Posthuman: The Peoples Republic

Occupying a middle ground between electronic and post-rock genres, Posthuman's third album The Peoples Republic defies easy categorization but that's a major part of its charm. Helped out by guitarist Tom Brady and Maximo Park's Lukas Wooller on keyboards, Posthuman partners, Seed Record co-heads, and one-time Skam duo Rich Bevan and Josh Doherty spent three years making the hour-long disc and it shows.

But if the mood seems largely dour and melancholic, the duo has its reasons: soon after the release of their second album (2003's Lagrange Point), Seed experienced financial difficulties due to a poor business deal, and there was the dispiriting last-minute cancellation of a final tube station party and passing of two of its intended participants (John Peel and Coil's John Balance). So perhaps it's not too great a surprise that the album's style tends towards the haunted and atmospheric.
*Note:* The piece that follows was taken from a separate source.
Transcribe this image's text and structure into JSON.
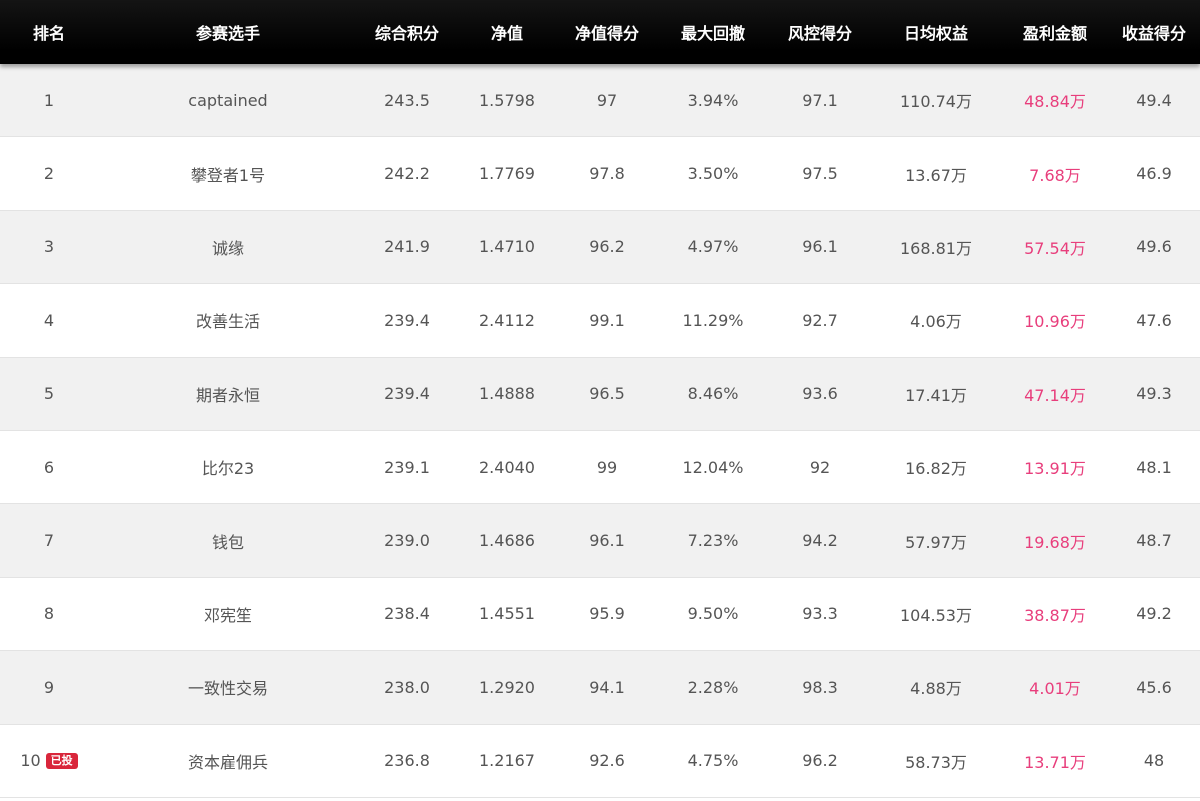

One struggles to make out the text of Jane XI's spoken word piece that streams throughout “Endings,” for example, but even if one fails to do so, the song's ambiance alone conveys palpable dread and portent. Equally disturbed voices emerge throughout (“How Man is Made,” “Street Cleaners”), imbuing the album with a disoriented, almost psychedelic character, a hazy vibe bolstered by the primal trip-hop feel of songs like “And In the Morning” and “The Ray and Whistle.” Posthuman flirts most directly with electronica in the album's throbbing closer “Fall of Empire.” The Peoples Republic isn't entirely gloomy, though. While dark clouds and ghostly hums drape “I Remember When” in shadow, the mood abruptly brightens when ethereal voices and electric guitars float over the tune's driving pulse. An evocative and distinctive release, The Peoples Republic straddles genres in compelling manner.

May 2006